## [PROBLEM REQUIREMENTS]
Reproduce the records below word for word.

## [RECORDS PROVIDED]
Segment Open

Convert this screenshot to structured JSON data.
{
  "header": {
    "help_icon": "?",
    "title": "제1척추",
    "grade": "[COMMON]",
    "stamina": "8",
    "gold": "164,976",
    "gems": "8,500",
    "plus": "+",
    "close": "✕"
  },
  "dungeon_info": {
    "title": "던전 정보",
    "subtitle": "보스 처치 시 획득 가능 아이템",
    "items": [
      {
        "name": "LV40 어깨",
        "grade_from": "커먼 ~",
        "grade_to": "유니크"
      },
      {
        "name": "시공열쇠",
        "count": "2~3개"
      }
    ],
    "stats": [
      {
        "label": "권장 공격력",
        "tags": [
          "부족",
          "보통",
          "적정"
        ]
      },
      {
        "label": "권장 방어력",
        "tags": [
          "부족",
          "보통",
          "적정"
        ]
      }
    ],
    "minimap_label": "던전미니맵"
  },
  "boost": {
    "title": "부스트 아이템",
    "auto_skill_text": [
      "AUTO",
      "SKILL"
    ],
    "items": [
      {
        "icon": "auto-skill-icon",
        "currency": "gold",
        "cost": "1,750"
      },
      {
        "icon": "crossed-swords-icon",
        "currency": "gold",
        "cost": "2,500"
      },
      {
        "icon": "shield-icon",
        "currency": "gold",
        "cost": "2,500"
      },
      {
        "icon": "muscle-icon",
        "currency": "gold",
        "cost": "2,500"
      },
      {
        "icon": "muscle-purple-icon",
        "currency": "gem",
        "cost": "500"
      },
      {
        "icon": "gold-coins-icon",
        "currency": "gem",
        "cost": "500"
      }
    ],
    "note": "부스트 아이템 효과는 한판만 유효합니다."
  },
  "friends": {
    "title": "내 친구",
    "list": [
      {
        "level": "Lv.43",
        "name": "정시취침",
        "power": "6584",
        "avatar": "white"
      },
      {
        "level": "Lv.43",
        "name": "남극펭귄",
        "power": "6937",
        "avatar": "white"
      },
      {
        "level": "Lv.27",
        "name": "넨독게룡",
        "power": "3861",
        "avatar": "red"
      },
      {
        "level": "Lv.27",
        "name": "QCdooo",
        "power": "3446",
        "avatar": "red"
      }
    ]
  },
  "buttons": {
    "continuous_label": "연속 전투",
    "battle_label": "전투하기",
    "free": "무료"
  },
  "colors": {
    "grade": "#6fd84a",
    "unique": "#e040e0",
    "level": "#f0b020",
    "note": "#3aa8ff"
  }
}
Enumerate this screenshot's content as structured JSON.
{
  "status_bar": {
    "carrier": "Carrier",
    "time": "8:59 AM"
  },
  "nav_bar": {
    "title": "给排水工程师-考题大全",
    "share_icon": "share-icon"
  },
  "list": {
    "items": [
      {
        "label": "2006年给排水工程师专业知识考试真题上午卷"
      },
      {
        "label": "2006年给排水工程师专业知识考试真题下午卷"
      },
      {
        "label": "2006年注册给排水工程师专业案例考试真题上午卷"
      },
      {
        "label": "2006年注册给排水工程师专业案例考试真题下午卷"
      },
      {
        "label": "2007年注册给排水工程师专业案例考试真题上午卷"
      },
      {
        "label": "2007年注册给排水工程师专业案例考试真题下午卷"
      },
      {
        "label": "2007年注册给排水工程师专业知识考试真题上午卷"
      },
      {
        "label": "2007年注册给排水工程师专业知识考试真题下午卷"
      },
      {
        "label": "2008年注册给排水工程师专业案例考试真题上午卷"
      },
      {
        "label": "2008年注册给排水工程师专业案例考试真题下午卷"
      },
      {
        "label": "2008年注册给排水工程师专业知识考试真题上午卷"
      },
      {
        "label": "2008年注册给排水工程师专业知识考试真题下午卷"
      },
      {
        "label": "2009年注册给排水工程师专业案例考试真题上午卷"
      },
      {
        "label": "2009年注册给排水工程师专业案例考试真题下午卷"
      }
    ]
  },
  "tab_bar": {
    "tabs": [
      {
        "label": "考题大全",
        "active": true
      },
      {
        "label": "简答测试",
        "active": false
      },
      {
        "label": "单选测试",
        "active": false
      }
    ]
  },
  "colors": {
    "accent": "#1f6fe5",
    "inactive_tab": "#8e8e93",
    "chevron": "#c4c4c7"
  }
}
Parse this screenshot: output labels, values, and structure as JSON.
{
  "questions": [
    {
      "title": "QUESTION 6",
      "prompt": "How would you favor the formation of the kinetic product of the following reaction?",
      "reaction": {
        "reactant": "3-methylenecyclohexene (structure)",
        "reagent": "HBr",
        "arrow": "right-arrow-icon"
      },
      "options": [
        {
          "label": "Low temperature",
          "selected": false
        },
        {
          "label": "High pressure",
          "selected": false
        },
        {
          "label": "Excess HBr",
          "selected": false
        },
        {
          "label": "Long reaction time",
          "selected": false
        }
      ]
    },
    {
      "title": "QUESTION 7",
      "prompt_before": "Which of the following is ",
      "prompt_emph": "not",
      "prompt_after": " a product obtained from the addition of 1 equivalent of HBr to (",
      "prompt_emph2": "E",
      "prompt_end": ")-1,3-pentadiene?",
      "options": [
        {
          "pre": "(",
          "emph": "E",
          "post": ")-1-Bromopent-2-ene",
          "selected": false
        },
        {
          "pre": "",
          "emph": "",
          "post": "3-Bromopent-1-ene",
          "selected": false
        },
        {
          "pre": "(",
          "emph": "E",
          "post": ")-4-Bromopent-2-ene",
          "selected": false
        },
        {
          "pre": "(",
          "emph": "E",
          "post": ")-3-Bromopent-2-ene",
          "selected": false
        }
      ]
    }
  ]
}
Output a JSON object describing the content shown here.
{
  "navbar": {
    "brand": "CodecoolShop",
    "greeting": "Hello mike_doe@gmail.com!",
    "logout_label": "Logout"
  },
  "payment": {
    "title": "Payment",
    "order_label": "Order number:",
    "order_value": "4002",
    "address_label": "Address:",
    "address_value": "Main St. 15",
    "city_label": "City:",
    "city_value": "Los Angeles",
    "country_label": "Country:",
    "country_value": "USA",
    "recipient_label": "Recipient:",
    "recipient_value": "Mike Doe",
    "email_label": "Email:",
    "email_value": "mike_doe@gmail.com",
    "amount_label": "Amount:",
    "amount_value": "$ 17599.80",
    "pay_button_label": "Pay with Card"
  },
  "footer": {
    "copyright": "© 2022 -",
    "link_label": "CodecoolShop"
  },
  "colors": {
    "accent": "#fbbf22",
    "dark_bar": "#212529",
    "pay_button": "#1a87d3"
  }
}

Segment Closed

## [ANSWER BELOW]
Convert this screenshot to structured JSON data.
{
  "header": {
    "help_icon": "?",
    "title": "제1척추",
    "grade": "[COMMON]",
    "stamina": "8",
    "gold": "164,976",
    "gems": "8,500",
    "plus": "+",
    "close": "✕"
  },
  "dungeon_info": {
    "title": "던전 정보",
    "subtitle": "보스 처치 시 획득 가능 아이템",
    "items": [
      {
        "name": "LV40 어깨",
        "grade_from": "커먼 ~",
        "grade_to": "유니크"
      },
      {
        "name": "시공열쇠",
        "count": "2~3개"
      }
    ],
    "stats": [
      {
        "label": "권장 공격력",
        "tags": [
          "부족",
          "보통",
          "적정"
        ]
      },
      {
        "label": "권장 방어력",
        "tags": [
          "부족",
          "보통",
          "적정"
        ]
      }
    ],
    "minimap_label": "던전미니맵"
  },
  "boost": {
    "title": "부스트 아이템",
    "auto_skill_text": [
      "AUTO",
      "SKILL"
    ],
    "items": [
      {
        "icon": "auto-skill-icon",
        "currency": "gold",
        "cost": "1,750"
      },
      {
        "icon": "crossed-swords-icon",
        "currency": "gold",
        "cost": "2,500"
      },
      {
        "icon": "shield-icon",
        "currency": "gold",
        "cost": "2,500"
      },
      {
        "icon": "muscle-icon",
        "currency": "gold",
        "cost": "2,500"
      },
      {
        "icon": "muscle-purple-icon",
        "currency": "gem",
        "cost": "500"
      },
      {
        "icon": "gold-coins-icon",
        "currency": "gem",
        "cost": "500"
      }
    ],
    "note": "부스트 아이템 효과는 한판만 유효합니다."
  },
  "friends": {
    "title": "내 친구",
    "list": [
      {
        "level": "Lv.43",
        "name": "정시취침",
        "power": "6584",
        "avatar": "white"
      },
      {
        "level": "Lv.43",
        "name": "남극펭귄",
        "power": "6937",
        "avatar": "white"
      },
      {
        "level": "Lv.27",
        "name": "넨독게룡",
        "power": "3861",
        "avatar": "red"
      },
      {
        "level": "Lv.27",
        "name": "QCdooo",
        "power": "3446",
        "avatar": "red"
      }
    ]
  },
  "buttons": {
    "continuous_label": "연속 전투",
    "battle_label": "전투하기",
    "free": "무료"
  },
  "colors": {
    "grade": "#6fd84a",
    "unique": "#e040e0",
    "level": "#f0b020",
    "note": "#3aa8ff"
  }
}
Enumerate this screenshot's content as structured JSON.
{
  "status_bar": {
    "carrier": "Carrier",
    "time": "8:59 AM"
  },
  "nav_bar": {
    "title": "给排水工程师-考题大全",
    "share_icon": "share-icon"
  },
  "list": {
    "items": [
      {
        "label": "2006年给排水工程师专业知识考试真题上午卷"
      },
      {
        "label": "2006年给排水工程师专业知识考试真题下午卷"
      },
      {
        "label": "2006年注册给排水工程师专业案例考试真题上午卷"
      },
      {
        "label": "2006年注册给排水工程师专业案例考试真题下午卷"
      },
      {
        "label": "2007年注册给排水工程师专业案例考试真题上午卷"
      },
      {
        "label": "2007年注册给排水工程师专业案例考试真题下午卷"
      },
      {
        "label": "2007年注册给排水工程师专业知识考试真题上午卷"
      },
      {
        "label": "2007年注册给排水工程师专业知识考试真题下午卷"
      },
      {
        "label": "2008年注册给排水工程师专业案例考试真题上午卷"
      },
      {
        "label": "2008年注册给排水工程师专业案例考试真题下午卷"
      },
      {
        "label": "2008年注册给排水工程师专业知识考试真题上午卷"
      },
      {
        "label": "2008年注册给排水工程师专业知识考试真题下午卷"
      },
      {
        "label": "2009年注册给排水工程师专业案例考试真题上午卷"
      },
      {
        "label": "2009年注册给排水工程师专业案例考试真题下午卷"
      }
    ]
  },
  "tab_bar": {
    "tabs": [
      {
        "label": "考题大全",
        "active": true
      },
      {
        "label": "简答测试",
        "active": false
      },
      {
        "label": "单选测试",
        "active": false
      }
    ]
  },
  "colors": {
    "accent": "#1f6fe5",
    "inactive_tab": "#8e8e93",
    "chevron": "#c4c4c7"
  }
}
Parse this screenshot: output labels, values, and structure as JSON.
{
  "questions": [
    {
      "title": "QUESTION 6",
      "prompt": "How would you favor the formation of the kinetic product of the following reaction?",
      "reaction": {
        "reactant": "3-methylenecyclohexene (structure)",
        "reagent": "HBr",
        "arrow": "right-arrow-icon"
      },
      "options": [
        {
          "label": "Low temperature",
          "selected": false
        },
        {
          "label": "High pressure",
          "selected": false
        },
        {
          "label": "Excess HBr",
          "selected": false
        },
        {
          "label": "Long reaction time",
          "selected": false
        }
      ]
    },
    {
      "title": "QUESTION 7",
      "prompt_before": "Which of the following is ",
      "prompt_emph": "not",
      "prompt_after": " a product obtained from the addition of 1 equivalent of HBr to (",
      "prompt_emph2": "E",
      "prompt_end": ")-1,3-pentadiene?",
      "options": [
        {
          "pre": "(",
          "emph": "E",
          "post": ")-1-Bromopent-2-ene",
          "selected": false
        },
        {
          "pre": "",
          "emph": "",
          "post": "3-Bromopent-1-ene",
          "selected": false
        },
        {
          "pre": "(",
          "emph": "E",
          "post": ")-4-Bromopent-2-ene",
          "selected": false
        },
        {
          "pre": "(",
          "emph": "E",
          "post": ")-3-Bromopent-2-ene",
          "selected": false
        }
      ]
    }
  ]
}
Output a JSON object describing the content shown here.
{
  "navbar": {
    "brand": "CodecoolShop",
    "greeting": "Hello mike_doe@gmail.com!",
    "logout_label": "Logout"
  },
  "payment": {
    "title": "Payment",
    "order_label": "Order number:",
    "order_value": "4002",
    "address_label": "Address:",
    "address_value": "Main St. 15",
    "city_label": "City:",
    "city_value": "Los Angeles",
    "country_label": "Country:",
    "country_value": "USA",
    "recipient_label": "Recipient:",
    "recipient_value": "Mike Doe",
    "email_label": "Email:",
    "email_value": "mike_doe@gmail.com",
    "amount_label": "Amount:",
    "amount_value": "$ 17599.80",
    "pay_button_label": "Pay with Card"
  },
  "footer": {
    "copyright": "© 2022 -",
    "link_label": "CodecoolShop"
  },
  "colors": {
    "accent": "#fbbf22",
    "dark_bar": "#212529",
    "pay_button": "#1a87d3"
  }
}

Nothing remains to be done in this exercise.